Information is Power

A soldier that has been wearing the uniform for 23 years is being forced to retire due to not passing a tape test. He recently posted a comment on this blog after reading the Chapter 18 fact sheet. I am sadden to hear that he would have fought his separation if he had known what his rights were – such as the right to request an administrative separation board or the right to be enrolled in the Army body composition/weight control program and given adequate time to lose weight.

The Army needs to retain senior NCOs and not separate them based upon the screening process (height and weight tables) and the questionable accuracy of the body composition worksheets ( DA Form 5500). These body composition tests have a high margin of error. These errors are due to the soldiers conducting the tests. Many have been given limited if any training. They are then asked to apply this test with their tape measure (highly subjective). The results of their efforts often result in the end of an honorable soldier’s career.

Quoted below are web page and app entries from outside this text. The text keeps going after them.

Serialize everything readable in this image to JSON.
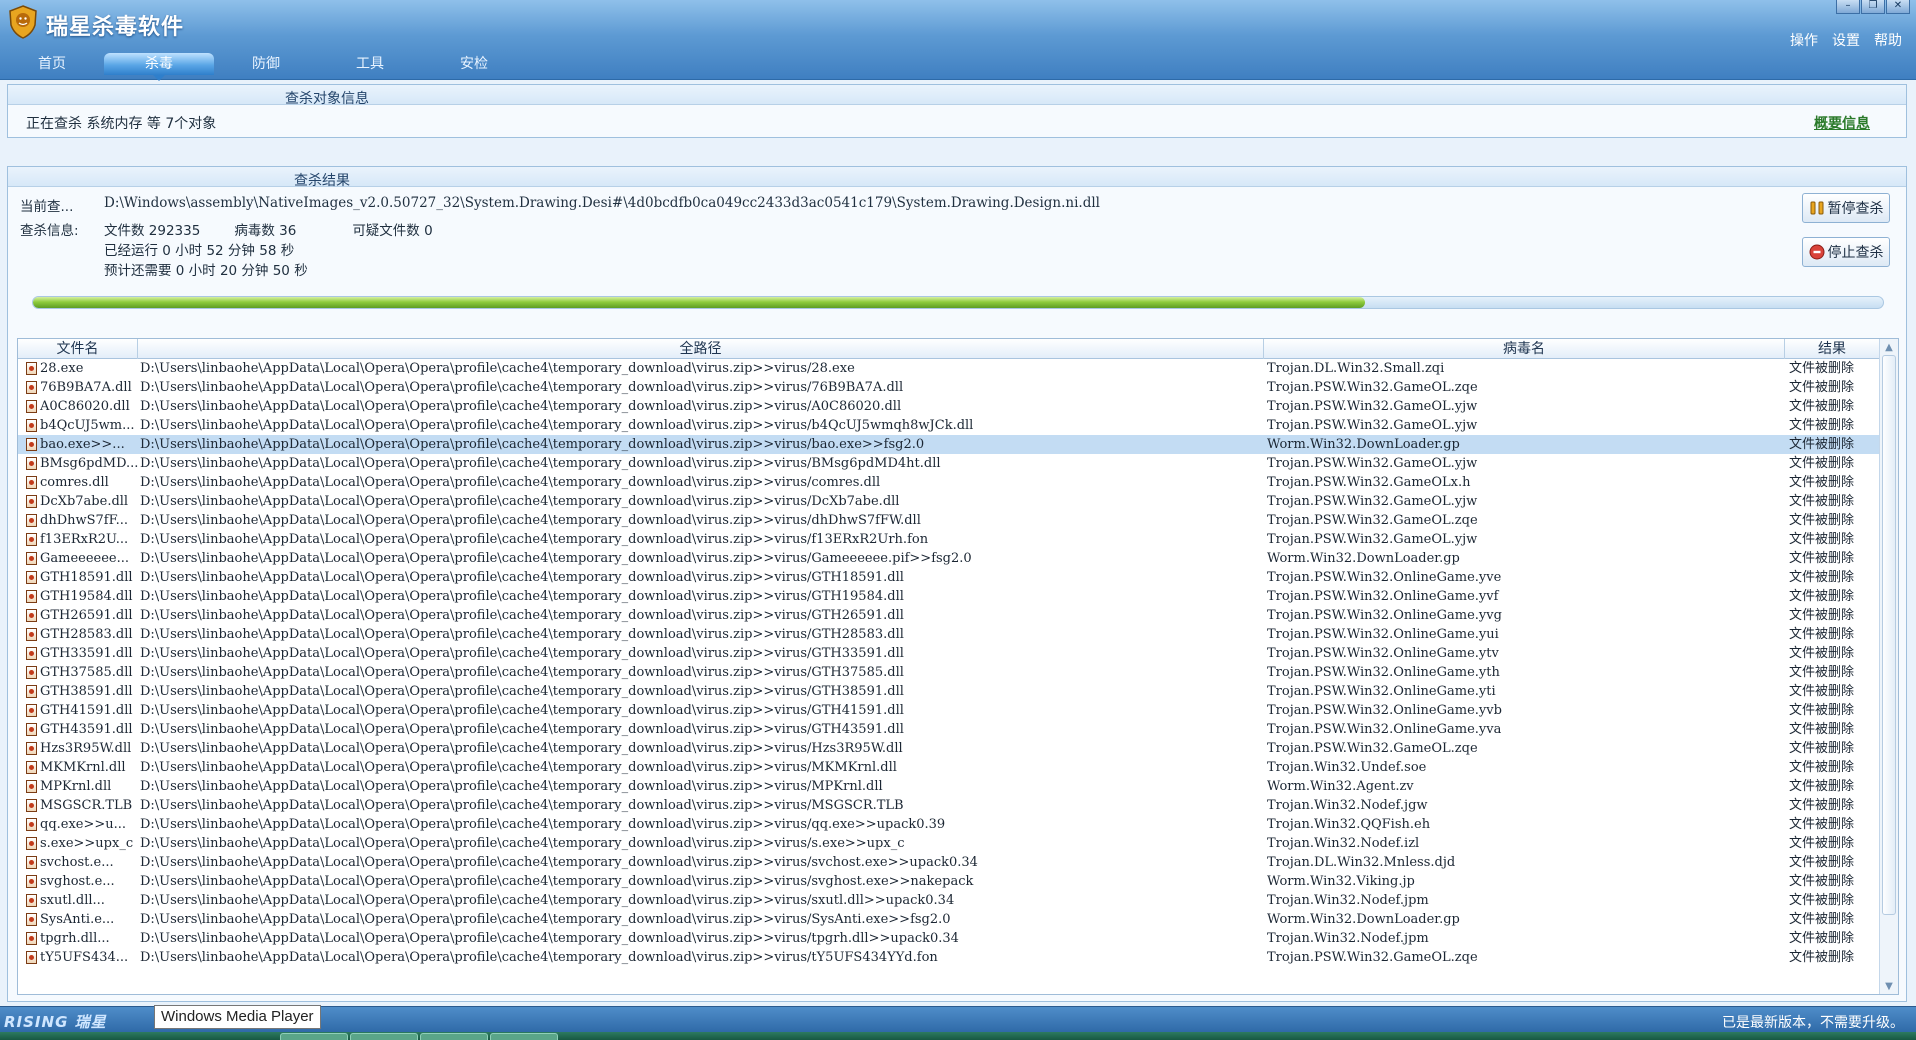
{
  "app": {
    "title": "瑞星杀毒软件",
    "nav_tabs": [
      "首页",
      "杀毒",
      "防御",
      "工具",
      "安检"
    ],
    "active_tab": 1,
    "top_menu": [
      "操作",
      "设置",
      "帮助"
    ]
  },
  "scan_target": {
    "title": "查杀对象信息",
    "scanning_text": "正在查杀  系统内存  等 7个对象",
    "summary_link": "概要信息"
  },
  "scan_result": {
    "title": "查杀结果",
    "current_label": "当前查...",
    "current_path": "D:\\Windows\\assembly\\NativeImages_v2.0.50727_32\\System.Drawing.Desi#\\4d0bcdfb0ca049cc2433d3ac0541c179\\System.Drawing.Design.ni.dll",
    "info_label": "查杀信息:",
    "files_count": "文件数 292335",
    "virus_count": "病毒数 36",
    "suspicious_count": "可疑文件数 0",
    "elapsed": "已经运行 0 小时 52 分钟 58  秒",
    "remaining": "预计还需要 0 小时 20 分钟 50  秒",
    "pause_button": "暂停查杀",
    "stop_button": "停止查杀",
    "progress_fraction": 0.72
  },
  "table": {
    "headers": [
      "文件名",
      "全路径",
      "病毒名",
      "结果"
    ],
    "selected_index": 4,
    "rows": [
      [
        "28.exe",
        "D:\\Users\\linbaohe\\AppData\\Local\\Opera\\Opera\\profile\\cache4\\temporary_download\\virus.zip>>virus/28.exe",
        "Trojan.DL.Win32.Small.zqi",
        "文件被删除"
      ],
      [
        "76B9BA7A.dll",
        "D:\\Users\\linbaohe\\AppData\\Local\\Opera\\Opera\\profile\\cache4\\temporary_download\\virus.zip>>virus/76B9BA7A.dll",
        "Trojan.PSW.Win32.GameOL.zqe",
        "文件被删除"
      ],
      [
        "A0C86020.dll",
        "D:\\Users\\linbaohe\\AppData\\Local\\Opera\\Opera\\profile\\cache4\\temporary_download\\virus.zip>>virus/A0C86020.dll",
        "Trojan.PSW.Win32.GameOL.yjw",
        "文件被删除"
      ],
      [
        "b4QcUJ5wm...",
        "D:\\Users\\linbaohe\\AppData\\Local\\Opera\\Opera\\profile\\cache4\\temporary_download\\virus.zip>>virus/b4QcUJ5wmqh8wJCk.dll",
        "Trojan.PSW.Win32.GameOL.yjw",
        "文件被删除"
      ],
      [
        "bao.exe>>...",
        "D:\\Users\\linbaohe\\AppData\\Local\\Opera\\Opera\\profile\\cache4\\temporary_download\\virus.zip>>virus/bao.exe>>fsg2.0",
        "Worm.Win32.DownLoader.gp",
        "文件被删除"
      ],
      [
        "BMsg6pdMD...",
        "D:\\Users\\linbaohe\\AppData\\Local\\Opera\\Opera\\profile\\cache4\\temporary_download\\virus.zip>>virus/BMsg6pdMD4ht.dll",
        "Trojan.PSW.Win32.GameOL.yjw",
        "文件被删除"
      ],
      [
        "comres.dll",
        "D:\\Users\\linbaohe\\AppData\\Local\\Opera\\Opera\\profile\\cache4\\temporary_download\\virus.zip>>virus/comres.dll",
        "Trojan.PSW.Win32.GameOLx.h",
        "文件被删除"
      ],
      [
        "DcXb7abe.dll",
        "D:\\Users\\linbaohe\\AppData\\Local\\Opera\\Opera\\profile\\cache4\\temporary_download\\virus.zip>>virus/DcXb7abe.dll",
        "Trojan.PSW.Win32.GameOL.yjw",
        "文件被删除"
      ],
      [
        "dhDhwS7fF...",
        "D:\\Users\\linbaohe\\AppData\\Local\\Opera\\Opera\\profile\\cache4\\temporary_download\\virus.zip>>virus/dhDhwS7fFW.dll",
        "Trojan.PSW.Win32.GameOL.zqe",
        "文件被删除"
      ],
      [
        "f13ERxR2U...",
        "D:\\Users\\linbaohe\\AppData\\Local\\Opera\\Opera\\profile\\cache4\\temporary_download\\virus.zip>>virus/f13ERxR2Urh.fon",
        "Trojan.PSW.Win32.GameOL.yjw",
        "文件被删除"
      ],
      [
        "Gameeeeee...",
        "D:\\Users\\linbaohe\\AppData\\Local\\Opera\\Opera\\profile\\cache4\\temporary_download\\virus.zip>>virus/Gameeeeee.pif>>fsg2.0",
        "Worm.Win32.DownLoader.gp",
        "文件被删除"
      ],
      [
        "GTH18591.dll",
        "D:\\Users\\linbaohe\\AppData\\Local\\Opera\\Opera\\profile\\cache4\\temporary_download\\virus.zip>>virus/GTH18591.dll",
        "Trojan.PSW.Win32.OnlineGame.yve",
        "文件被删除"
      ],
      [
        "GTH19584.dll",
        "D:\\Users\\linbaohe\\AppData\\Local\\Opera\\Opera\\profile\\cache4\\temporary_download\\virus.zip>>virus/GTH19584.dll",
        "Trojan.PSW.Win32.OnlineGame.yvf",
        "文件被删除"
      ],
      [
        "GTH26591.dll",
        "D:\\Users\\linbaohe\\AppData\\Local\\Opera\\Opera\\profile\\cache4\\temporary_download\\virus.zip>>virus/GTH26591.dll",
        "Trojan.PSW.Win32.OnlineGame.yvg",
        "文件被删除"
      ],
      [
        "GTH28583.dll",
        "D:\\Users\\linbaohe\\AppData\\Local\\Opera\\Opera\\profile\\cache4\\temporary_download\\virus.zip>>virus/GTH28583.dll",
        "Trojan.PSW.Win32.OnlineGame.yui",
        "文件被删除"
      ],
      [
        "GTH33591.dll",
        "D:\\Users\\linbaohe\\AppData\\Local\\Opera\\Opera\\profile\\cache4\\temporary_download\\virus.zip>>virus/GTH33591.dll",
        "Trojan.PSW.Win32.OnlineGame.ytv",
        "文件被删除"
      ],
      [
        "GTH37585.dll",
        "D:\\Users\\linbaohe\\AppData\\Local\\Opera\\Opera\\profile\\cache4\\temporary_download\\virus.zip>>virus/GTH37585.dll",
        "Trojan.PSW.Win32.OnlineGame.yth",
        "文件被删除"
      ],
      [
        "GTH38591.dll",
        "D:\\Users\\linbaohe\\AppData\\Local\\Opera\\Opera\\profile\\cache4\\temporary_download\\virus.zip>>virus/GTH38591.dll",
        "Trojan.PSW.Win32.OnlineGame.yti",
        "文件被删除"
      ],
      [
        "GTH41591.dll",
        "D:\\Users\\linbaohe\\AppData\\Local\\Opera\\Opera\\profile\\cache4\\temporary_download\\virus.zip>>virus/GTH41591.dll",
        "Trojan.PSW.Win32.OnlineGame.yvb",
        "文件被删除"
      ],
      [
        "GTH43591.dll",
        "D:\\Users\\linbaohe\\AppData\\Local\\Opera\\Opera\\profile\\cache4\\temporary_download\\virus.zip>>virus/GTH43591.dll",
        "Trojan.PSW.Win32.OnlineGame.yva",
        "文件被删除"
      ],
      [
        "Hzs3R95W.dll",
        "D:\\Users\\linbaohe\\AppData\\Local\\Opera\\Opera\\profile\\cache4\\temporary_download\\virus.zip>>virus/Hzs3R95W.dll",
        "Trojan.PSW.Win32.GameOL.zqe",
        "文件被删除"
      ],
      [
        "MKMKrnl.dll",
        "D:\\Users\\linbaohe\\AppData\\Local\\Opera\\Opera\\profile\\cache4\\temporary_download\\virus.zip>>virus/MKMKrnl.dll",
        "Trojan.Win32.Undef.soe",
        "文件被删除"
      ],
      [
        "MPKrnl.dll",
        "D:\\Users\\linbaohe\\AppData\\Local\\Opera\\Opera\\profile\\cache4\\temporary_download\\virus.zip>>virus/MPKrnl.dll",
        "Worm.Win32.Agent.zv",
        "文件被删除"
      ],
      [
        "MSGSCR.TLB",
        "D:\\Users\\linbaohe\\AppData\\Local\\Opera\\Opera\\profile\\cache4\\temporary_download\\virus.zip>>virus/MSGSCR.TLB",
        "Trojan.Win32.Nodef.jgw",
        "文件被删除"
      ],
      [
        "qq.exe>>u...",
        "D:\\Users\\linbaohe\\AppData\\Local\\Opera\\Opera\\profile\\cache4\\temporary_download\\virus.zip>>virus/qq.exe>>upack0.39",
        "Trojan.Win32.QQFish.eh",
        "文件被删除"
      ],
      [
        "s.exe>>upx_c",
        "D:\\Users\\linbaohe\\AppData\\Local\\Opera\\Opera\\profile\\cache4\\temporary_download\\virus.zip>>virus/s.exe>>upx_c",
        "Trojan.Win32.Nodef.izl",
        "文件被删除"
      ],
      [
        "svchost.e...",
        "D:\\Users\\linbaohe\\AppData\\Local\\Opera\\Opera\\profile\\cache4\\temporary_download\\virus.zip>>virus/svchost.exe>>upack0.34",
        "Trojan.DL.Win32.Mnless.djd",
        "文件被删除"
      ],
      [
        "svghost.e...",
        "D:\\Users\\linbaohe\\AppData\\Local\\Opera\\Opera\\profile\\cache4\\temporary_download\\virus.zip>>virus/svghost.exe>>nakepack",
        "Worm.Win32.Viking.jp",
        "文件被删除"
      ],
      [
        "sxutl.dll...",
        "D:\\Users\\linbaohe\\AppData\\Local\\Opera\\Opera\\profile\\cache4\\temporary_download\\virus.zip>>virus/sxutl.dll>>upack0.34",
        "Trojan.Win32.Nodef.jpm",
        "文件被删除"
      ],
      [
        "SysAnti.e...",
        "D:\\Users\\linbaohe\\AppData\\Local\\Opera\\Opera\\profile\\cache4\\temporary_download\\virus.zip>>virus/SysAnti.exe>>fsg2.0",
        "Worm.Win32.DownLoader.gp",
        "文件被删除"
      ],
      [
        "tpgrh.dll...",
        "D:\\Users\\linbaohe\\AppData\\Local\\Opera\\Opera\\profile\\cache4\\temporary_download\\virus.zip>>virus/tpgrh.dll>>upack0.34",
        "Trojan.Win32.Nodef.jpm",
        "文件被删除"
      ],
      [
        "tY5UFS434...",
        "D:\\Users\\linbaohe\\AppData\\Local\\Opera\\Opera\\profile\\cache4\\temporary_download\\virus.zip>>virus/tY5UFS434YYd.fon",
        "Trojan.PSW.Win32.GameOL.zqe",
        "文件被删除"
      ]
    ]
  },
  "footer": {
    "brand": "RISING 瑞星",
    "tooltip": "Windows Media Player",
    "update_status": "已是最新版本，不需要升级。"
  },
  "colors": {
    "title_bar": "#4f8dc9",
    "selected_row": "#c3dcf3",
    "progress": "#8fcc3d",
    "link_green": "#2a7a2a"
  }
}
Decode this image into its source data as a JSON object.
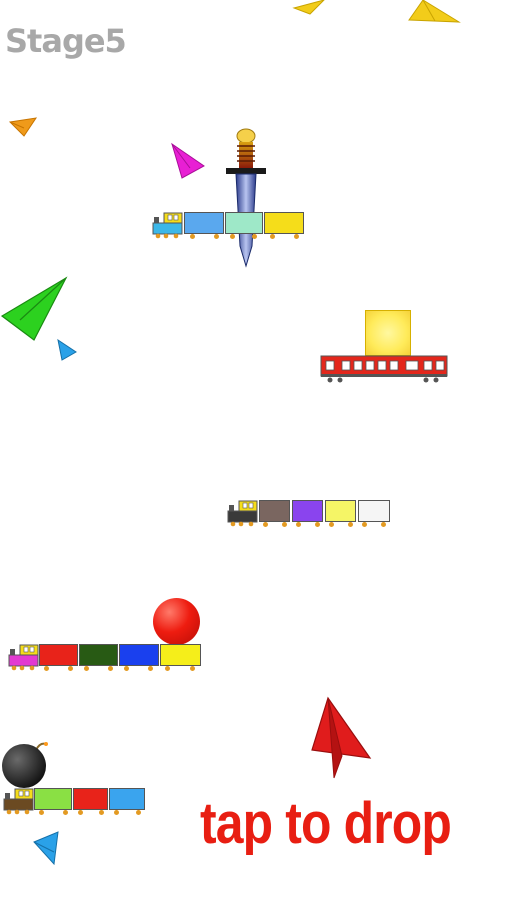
{
  "hud": {
    "stage_label": "Stage5",
    "instruction_label": "tap to drop"
  },
  "colors": {
    "stage_text": "#a8a8a8",
    "instruction_text": "#e81e12",
    "ball": "#ee1c10",
    "bomb": "#222222",
    "gold_block": "#fff07a",
    "express_car": "#e3271c"
  },
  "scene": {
    "paper_planes": [
      {
        "name": "paper-plane-yellow-top-left",
        "color": "#f2cc1a"
      },
      {
        "name": "paper-plane-yellow-top-right",
        "color": "#f2cc1a"
      },
      {
        "name": "paper-plane-orange",
        "color": "#ef9a1a"
      },
      {
        "name": "paper-plane-magenta",
        "color": "#e81fd4"
      },
      {
        "name": "paper-plane-green",
        "color": "#2cd11f"
      },
      {
        "name": "paper-plane-blue-small",
        "color": "#2aa1e8"
      },
      {
        "name": "paper-plane-red-pointer",
        "color": "#e01c1c"
      },
      {
        "name": "paper-plane-blue-bottom",
        "color": "#2aa1e8"
      }
    ],
    "trains": [
      {
        "name": "train-1",
        "loco": "#3cb7e8",
        "cars": [
          "#5aa8ee",
          "#9ee8c8",
          "#f5dd1a"
        ]
      },
      {
        "name": "train-2",
        "loco": "#3a3a3a",
        "cars": [
          "#7a6660",
          "#8a44ee",
          "#f5f566",
          "#f5f5f5"
        ]
      },
      {
        "name": "train-3",
        "loco": "#e23ad1",
        "cars": [
          "#e8231a",
          "#285a14",
          "#1a40ee",
          "#f5ee1a"
        ]
      },
      {
        "name": "train-4",
        "loco": "#6b4a22",
        "cars": [
          "#8ae044",
          "#e8231a",
          "#3aa4ee"
        ]
      }
    ]
  }
}
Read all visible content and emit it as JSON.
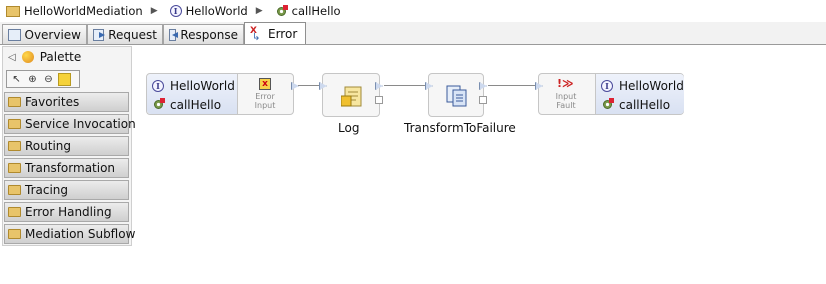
{
  "breadcrumb": {
    "items": [
      {
        "label": "HelloWorldMediation",
        "icon": "folder-icon"
      },
      {
        "label": "HelloWorld",
        "icon": "interface-icon"
      },
      {
        "label": "callHello",
        "icon": "operation-icon"
      }
    ]
  },
  "tabs": [
    {
      "label": "Overview",
      "icon": "overview-icon"
    },
    {
      "label": "Request",
      "icon": "request-icon"
    },
    {
      "label": "Response",
      "icon": "response-icon"
    },
    {
      "label": "Error",
      "icon": "error-icon",
      "active": true
    }
  ],
  "palette": {
    "title": "Palette",
    "drawers": [
      "Favorites",
      "Service Invocation",
      "Routing",
      "Transformation",
      "Tracing",
      "Error Handling",
      "Mediation Subflow"
    ]
  },
  "flow": {
    "input_node": {
      "interface": "HelloWorld",
      "operation": "callHello",
      "terminal_label": "Error Input"
    },
    "primitives": [
      {
        "name": "Log",
        "icon": "log-icon"
      },
      {
        "name": "TransformToFailure",
        "icon": "xsl-transform-icon"
      }
    ],
    "output_node": {
      "interface": "HelloWorld",
      "operation": "callHello",
      "terminal_label": "Input Fault"
    }
  },
  "colors": {
    "accent_port": "#cdd9ee",
    "folder": "#e8c46a",
    "error_red": "#cc2222"
  }
}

The body-weight standards really don’t take into account men who are built like an NFL linebacker. Most tape tests would say that these men are overweight and unhealthy. Really? If I am on a battlefield and need someone to carry me to safety, I will take a soldier built like a linebacker over one built like a long distance runner any day of the week and twice on Sunday.

With the known inaccuracy of tape tests, a soldier should not only be given the opportunity to have a physician determine if there are underlying causes to their “weight problem” but also to have a professional, not a E-5 with a tape measure, conduct the test. The Army needs take a look at the cost of its inaccurate testing methods. Experienced and valuable NCOs should not be flagged from promotion, reenlistment, or other favorable actions based off this standard alone.

I hope that the soldier with 23 years in service pulls his retirement paperwork and pushes to be allowed to continue to serve. If he is truly overweight, well then a good PT program should resolve the problem. If he just happens to be a big man – then I think we need to rethink if this is a bad thing for the Army. I say it’s not.